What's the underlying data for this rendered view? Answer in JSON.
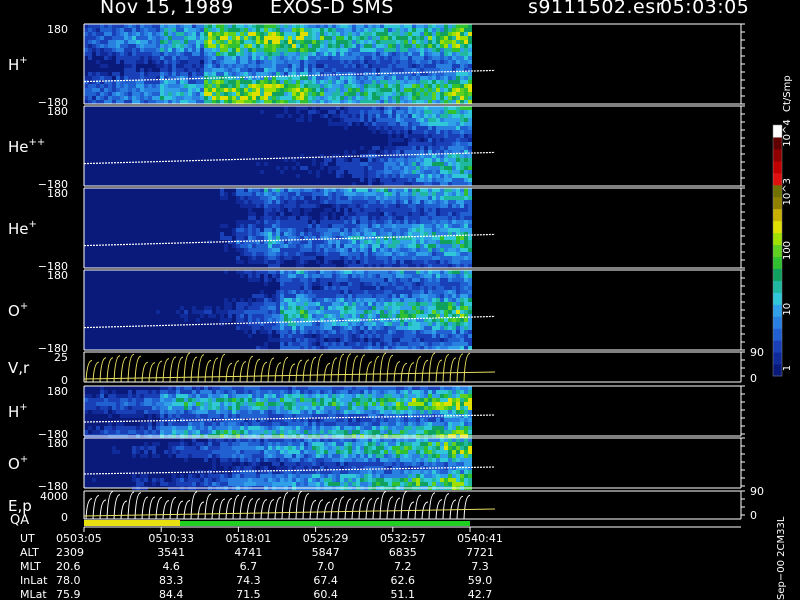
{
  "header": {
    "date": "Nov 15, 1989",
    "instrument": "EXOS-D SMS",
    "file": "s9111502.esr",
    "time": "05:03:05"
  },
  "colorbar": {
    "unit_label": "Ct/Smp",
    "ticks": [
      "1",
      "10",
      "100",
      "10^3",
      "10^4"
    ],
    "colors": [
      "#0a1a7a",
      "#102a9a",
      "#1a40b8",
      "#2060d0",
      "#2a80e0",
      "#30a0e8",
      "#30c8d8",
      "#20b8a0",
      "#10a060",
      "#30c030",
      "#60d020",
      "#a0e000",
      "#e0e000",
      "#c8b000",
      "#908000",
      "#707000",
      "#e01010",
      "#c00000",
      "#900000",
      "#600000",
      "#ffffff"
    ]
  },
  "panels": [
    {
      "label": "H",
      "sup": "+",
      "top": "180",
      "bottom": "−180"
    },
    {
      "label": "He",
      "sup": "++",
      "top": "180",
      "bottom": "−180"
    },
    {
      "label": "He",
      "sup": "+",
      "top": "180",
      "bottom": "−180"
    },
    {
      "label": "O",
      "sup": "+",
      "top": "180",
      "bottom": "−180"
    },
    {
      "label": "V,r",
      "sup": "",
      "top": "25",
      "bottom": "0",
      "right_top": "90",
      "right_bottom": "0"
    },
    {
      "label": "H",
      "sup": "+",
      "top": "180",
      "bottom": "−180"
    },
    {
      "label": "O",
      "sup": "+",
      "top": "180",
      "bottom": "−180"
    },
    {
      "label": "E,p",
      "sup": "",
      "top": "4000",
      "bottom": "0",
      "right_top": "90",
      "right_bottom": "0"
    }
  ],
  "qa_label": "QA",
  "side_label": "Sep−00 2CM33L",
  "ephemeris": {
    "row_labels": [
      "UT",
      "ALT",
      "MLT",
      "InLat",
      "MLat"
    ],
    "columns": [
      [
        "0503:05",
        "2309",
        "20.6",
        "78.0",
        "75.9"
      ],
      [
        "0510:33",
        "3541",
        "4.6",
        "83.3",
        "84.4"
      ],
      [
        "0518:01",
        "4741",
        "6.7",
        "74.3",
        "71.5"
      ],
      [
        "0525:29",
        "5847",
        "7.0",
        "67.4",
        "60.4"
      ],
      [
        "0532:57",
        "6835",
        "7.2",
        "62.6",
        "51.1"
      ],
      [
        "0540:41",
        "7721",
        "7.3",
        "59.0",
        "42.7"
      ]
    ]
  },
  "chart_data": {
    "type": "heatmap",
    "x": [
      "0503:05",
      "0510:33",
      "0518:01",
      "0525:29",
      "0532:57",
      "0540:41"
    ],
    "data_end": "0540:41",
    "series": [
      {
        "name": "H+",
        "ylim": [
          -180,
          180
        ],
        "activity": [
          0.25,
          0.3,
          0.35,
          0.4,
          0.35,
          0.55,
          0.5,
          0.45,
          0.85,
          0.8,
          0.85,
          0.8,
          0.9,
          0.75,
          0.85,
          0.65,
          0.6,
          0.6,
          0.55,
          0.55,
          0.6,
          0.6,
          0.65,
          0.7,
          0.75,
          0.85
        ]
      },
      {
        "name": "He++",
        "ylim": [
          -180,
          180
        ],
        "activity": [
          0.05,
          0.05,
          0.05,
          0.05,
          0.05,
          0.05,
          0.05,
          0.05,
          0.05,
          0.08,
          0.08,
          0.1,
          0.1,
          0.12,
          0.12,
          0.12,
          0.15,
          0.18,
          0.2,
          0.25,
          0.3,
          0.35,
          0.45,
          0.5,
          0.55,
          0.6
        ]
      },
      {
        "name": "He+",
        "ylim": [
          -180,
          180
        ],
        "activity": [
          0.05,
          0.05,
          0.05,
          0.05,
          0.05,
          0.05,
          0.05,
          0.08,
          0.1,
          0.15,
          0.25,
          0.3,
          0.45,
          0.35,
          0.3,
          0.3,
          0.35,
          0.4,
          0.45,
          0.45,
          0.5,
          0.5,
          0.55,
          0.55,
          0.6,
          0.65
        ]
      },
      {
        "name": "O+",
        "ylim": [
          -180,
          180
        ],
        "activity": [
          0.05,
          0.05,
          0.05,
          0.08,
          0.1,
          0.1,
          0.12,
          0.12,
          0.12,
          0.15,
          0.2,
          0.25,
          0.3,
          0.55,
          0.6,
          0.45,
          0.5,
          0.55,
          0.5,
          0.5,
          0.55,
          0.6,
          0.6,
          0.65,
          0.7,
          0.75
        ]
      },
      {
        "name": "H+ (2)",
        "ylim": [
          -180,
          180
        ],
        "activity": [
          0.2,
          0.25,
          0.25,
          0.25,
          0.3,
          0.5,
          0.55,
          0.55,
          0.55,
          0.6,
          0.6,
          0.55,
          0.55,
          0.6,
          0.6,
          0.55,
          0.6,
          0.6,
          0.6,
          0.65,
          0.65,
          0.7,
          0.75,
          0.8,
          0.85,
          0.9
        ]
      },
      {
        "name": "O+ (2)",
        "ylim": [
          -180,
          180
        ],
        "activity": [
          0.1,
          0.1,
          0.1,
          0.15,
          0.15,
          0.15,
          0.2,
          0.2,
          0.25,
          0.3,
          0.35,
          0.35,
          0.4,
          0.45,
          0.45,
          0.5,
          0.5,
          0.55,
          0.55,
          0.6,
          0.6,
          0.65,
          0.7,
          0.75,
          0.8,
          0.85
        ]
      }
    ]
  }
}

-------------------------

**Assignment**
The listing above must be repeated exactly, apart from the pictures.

**Reply to the exercise**
What's the underlying data for this rendered view? Answer in JSON.
{
  "header": {
    "date": "Nov 15, 1989",
    "instrument": "EXOS-D SMS",
    "file": "s9111502.esr",
    "time": "05:03:05"
  },
  "colorbar": {
    "unit_label": "Ct/Smp",
    "ticks": [
      "1",
      "10",
      "100",
      "10^3",
      "10^4"
    ],
    "colors": [
      "#0a1a7a",
      "#102a9a",
      "#1a40b8",
      "#2060d0",
      "#2a80e0",
      "#30a0e8",
      "#30c8d8",
      "#20b8a0",
      "#10a060",
      "#30c030",
      "#60d020",
      "#a0e000",
      "#e0e000",
      "#c8b000",
      "#908000",
      "#707000",
      "#e01010",
      "#c00000",
      "#900000",
      "#600000",
      "#ffffff"
    ]
  },
  "panels": [
    {
      "label": "H",
      "sup": "+",
      "top": "180",
      "bottom": "−180"
    },
    {
      "label": "He",
      "sup": "++",
      "top": "180",
      "bottom": "−180"
    },
    {
      "label": "He",
      "sup": "+",
      "top": "180",
      "bottom": "−180"
    },
    {
      "label": "O",
      "sup": "+",
      "top": "180",
      "bottom": "−180"
    },
    {
      "label": "V,r",
      "sup": "",
      "top": "25",
      "bottom": "0",
      "right_top": "90",
      "right_bottom": "0"
    },
    {
      "label": "H",
      "sup": "+",
      "top": "180",
      "bottom": "−180"
    },
    {
      "label": "O",
      "sup": "+",
      "top": "180",
      "bottom": "−180"
    },
    {
      "label": "E,p",
      "sup": "",
      "top": "4000",
      "bottom": "0",
      "right_top": "90",
      "right_bottom": "0"
    }
  ],
  "qa_label": "QA",
  "side_label": "Sep−00 2CM33L",
  "ephemeris": {
    "row_labels": [
      "UT",
      "ALT",
      "MLT",
      "InLat",
      "MLat"
    ],
    "columns": [
      [
        "0503:05",
        "2309",
        "20.6",
        "78.0",
        "75.9"
      ],
      [
        "0510:33",
        "3541",
        "4.6",
        "83.3",
        "84.4"
      ],
      [
        "0518:01",
        "4741",
        "6.7",
        "74.3",
        "71.5"
      ],
      [
        "0525:29",
        "5847",
        "7.0",
        "67.4",
        "60.4"
      ],
      [
        "0532:57",
        "6835",
        "7.2",
        "62.6",
        "51.1"
      ],
      [
        "0540:41",
        "7721",
        "7.3",
        "59.0",
        "42.7"
      ]
    ]
  },
  "chart_data": {
    "type": "heatmap",
    "x": [
      "0503:05",
      "0510:33",
      "0518:01",
      "0525:29",
      "0532:57",
      "0540:41"
    ],
    "data_end": "0540:41",
    "series": [
      {
        "name": "H+",
        "ylim": [
          -180,
          180
        ],
        "activity": [
          0.25,
          0.3,
          0.35,
          0.4,
          0.35,
          0.55,
          0.5,
          0.45,
          0.85,
          0.8,
          0.85,
          0.8,
          0.9,
          0.75,
          0.85,
          0.65,
          0.6,
          0.6,
          0.55,
          0.55,
          0.6,
          0.6,
          0.65,
          0.7,
          0.75,
          0.85
        ]
      },
      {
        "name": "He++",
        "ylim": [
          -180,
          180
        ],
        "activity": [
          0.05,
          0.05,
          0.05,
          0.05,
          0.05,
          0.05,
          0.05,
          0.05,
          0.05,
          0.08,
          0.08,
          0.1,
          0.1,
          0.12,
          0.12,
          0.12,
          0.15,
          0.18,
          0.2,
          0.25,
          0.3,
          0.35,
          0.45,
          0.5,
          0.55,
          0.6
        ]
      },
      {
        "name": "He+",
        "ylim": [
          -180,
          180
        ],
        "activity": [
          0.05,
          0.05,
          0.05,
          0.05,
          0.05,
          0.05,
          0.05,
          0.08,
          0.1,
          0.15,
          0.25,
          0.3,
          0.45,
          0.35,
          0.3,
          0.3,
          0.35,
          0.4,
          0.45,
          0.45,
          0.5,
          0.5,
          0.55,
          0.55,
          0.6,
          0.65
        ]
      },
      {
        "name": "O+",
        "ylim": [
          -180,
          180
        ],
        "activity": [
          0.05,
          0.05,
          0.05,
          0.08,
          0.1,
          0.1,
          0.12,
          0.12,
          0.12,
          0.15,
          0.2,
          0.25,
          0.3,
          0.55,
          0.6,
          0.45,
          0.5,
          0.55,
          0.5,
          0.5,
          0.55,
          0.6,
          0.6,
          0.65,
          0.7,
          0.75
        ]
      },
      {
        "name": "H+ (2)",
        "ylim": [
          -180,
          180
        ],
        "activity": [
          0.2,
          0.25,
          0.25,
          0.25,
          0.3,
          0.5,
          0.55,
          0.55,
          0.55,
          0.6,
          0.6,
          0.55,
          0.55,
          0.6,
          0.6,
          0.55,
          0.6,
          0.6,
          0.6,
          0.65,
          0.65,
          0.7,
          0.75,
          0.8,
          0.85,
          0.9
        ]
      },
      {
        "name": "O+ (2)",
        "ylim": [
          -180,
          180
        ],
        "activity": [
          0.1,
          0.1,
          0.1,
          0.15,
          0.15,
          0.15,
          0.2,
          0.2,
          0.25,
          0.3,
          0.35,
          0.35,
          0.4,
          0.45,
          0.45,
          0.5,
          0.5,
          0.55,
          0.55,
          0.6,
          0.6,
          0.65,
          0.7,
          0.75,
          0.8,
          0.85
        ]
      }
    ]
  }
}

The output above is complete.